ERIC Number: ED409128
Record Type: Non-Journal
Publication Date: 1995-Mar
Reference Count: N/A
Rural Ohio School Expenditure and Student Achievement. Special Circular 147.
McCracken, J. David; Peasley, Donald D.
Four studies examined financial and achievement issues in rural Ohio school districts. Based on both county population and location relative to a metropolitan statistical area, schools were assigned to five location categories: rural, semirural, rural/suburban, suburban, and urban. Study 1 examined financial characteristics of the 73 rural Ohio districts and found that per-pupil expenditures ranged from $2300 to $3500, with a median of $2665, and were a function of both financial effort and financial ability. Study 2, involving all 612 Ohio districts, found that rural/suburban schools had the highest level of student achievement; urban and suburban districts had a greater capacity to generate revenue and expended more financial effort to support schools than did the other three categories; and school location was unrelated to student achievement when financial ability and financial effort variables were controlled. Study 3 looked at standardized test scores for grades 4-9 and found that rural/suburban and urban schools had the highest scores and also the greatest variances. Rural/suburban and suburban schools had nearly equivalent levels of achievement, suggesting that proximity to an urban area may be more important than population density for student achievement. It is noted that rural/suburban schools do more with less than any other category. Study 4 was descriptive in nature and outlined differences between location categories for various measures of financial ability and financial effort. Contains 20 references and 11 data tables and figures. (SV)

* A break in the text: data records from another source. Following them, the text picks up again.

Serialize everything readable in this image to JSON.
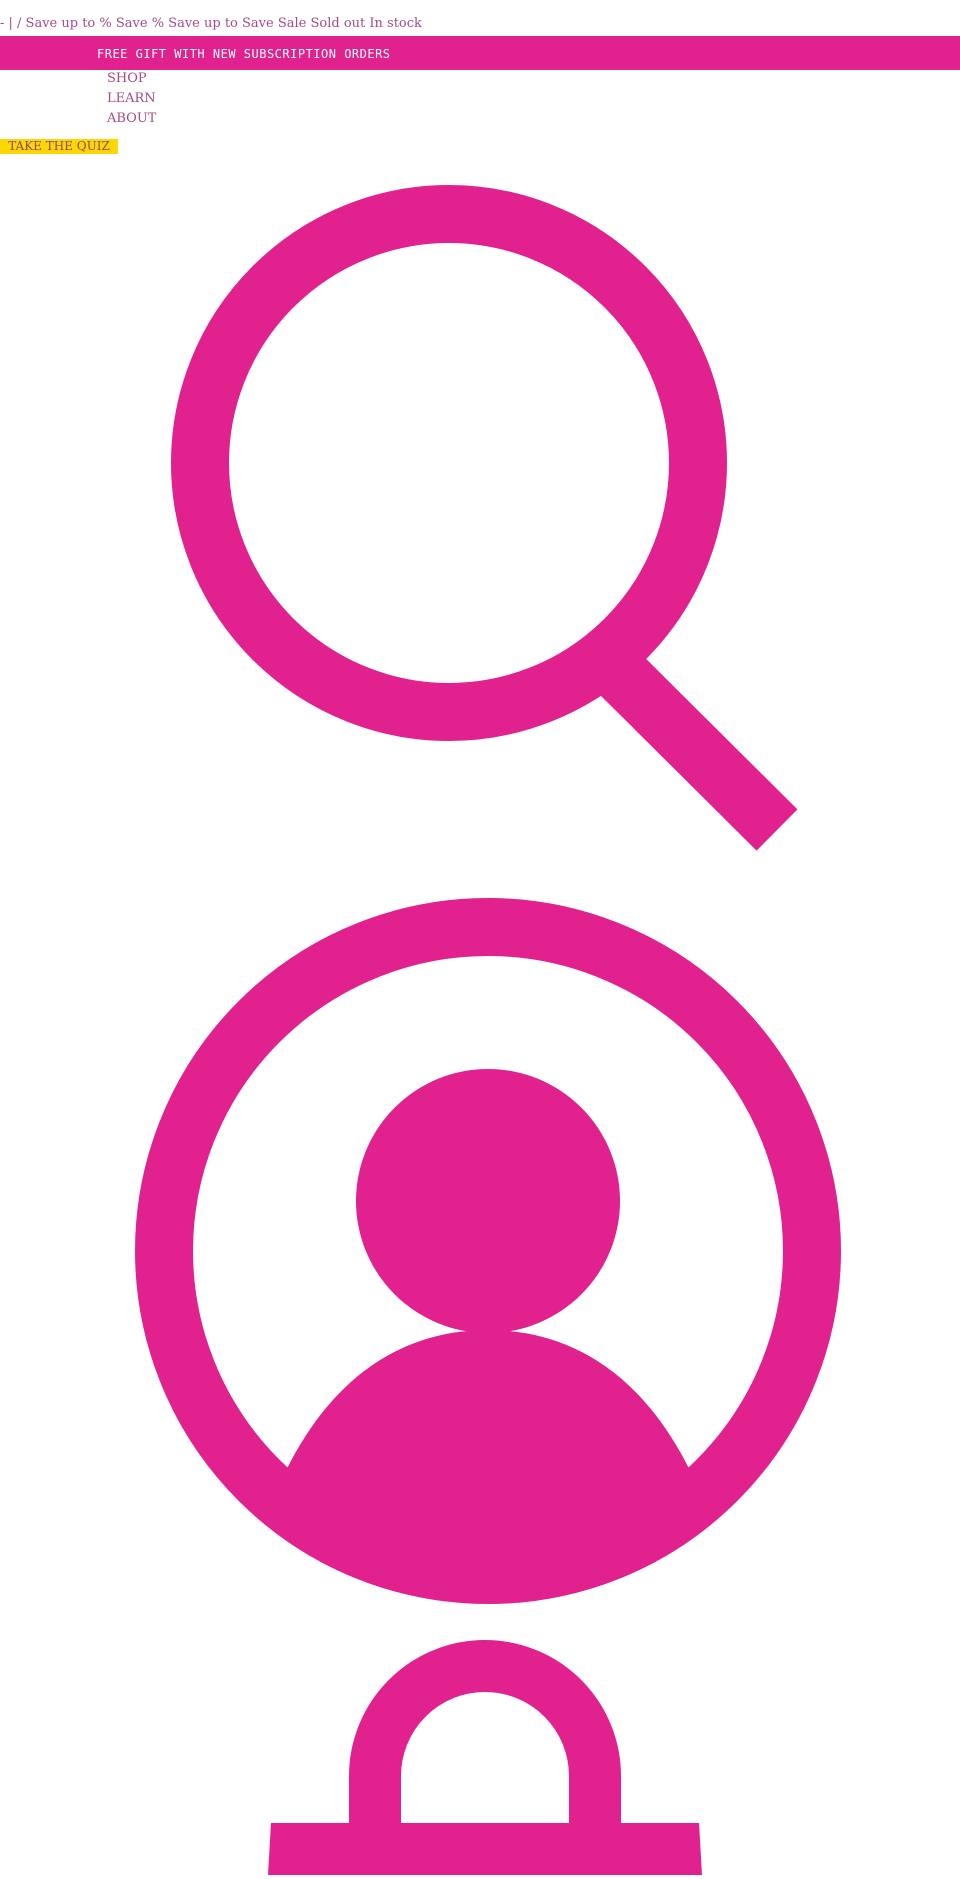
{
  "price_strings": "- | / Save up to % Save % Save up to Save Sale Sold out In stock",
  "announcement": {
    "text": "FREE GIFT WITH NEW SUBSCRIPTION ORDERS"
  },
  "nav": {
    "items": [
      {
        "label": "SHOP"
      },
      {
        "label": "LEARN"
      },
      {
        "label": "ABOUT"
      }
    ]
  },
  "quiz_button": {
    "label": "TAKE THE QUIZ"
  },
  "header_icons": [
    "search-icon",
    "account-icon",
    "cart-icon"
  ],
  "colors": {
    "brand_pink": "#e0218e",
    "quiz_yellow": "#ffd700",
    "text_mauve": "#a54b86"
  }
}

Publication Type: Reports - Research
Education Level: N/A
Authoring Institution: Ohio Agricultural Research and Development Center, Wooster.; Ohio State Univ., Columbus. Dept. of Agricultural Education.
Identifiers - Location: Ohio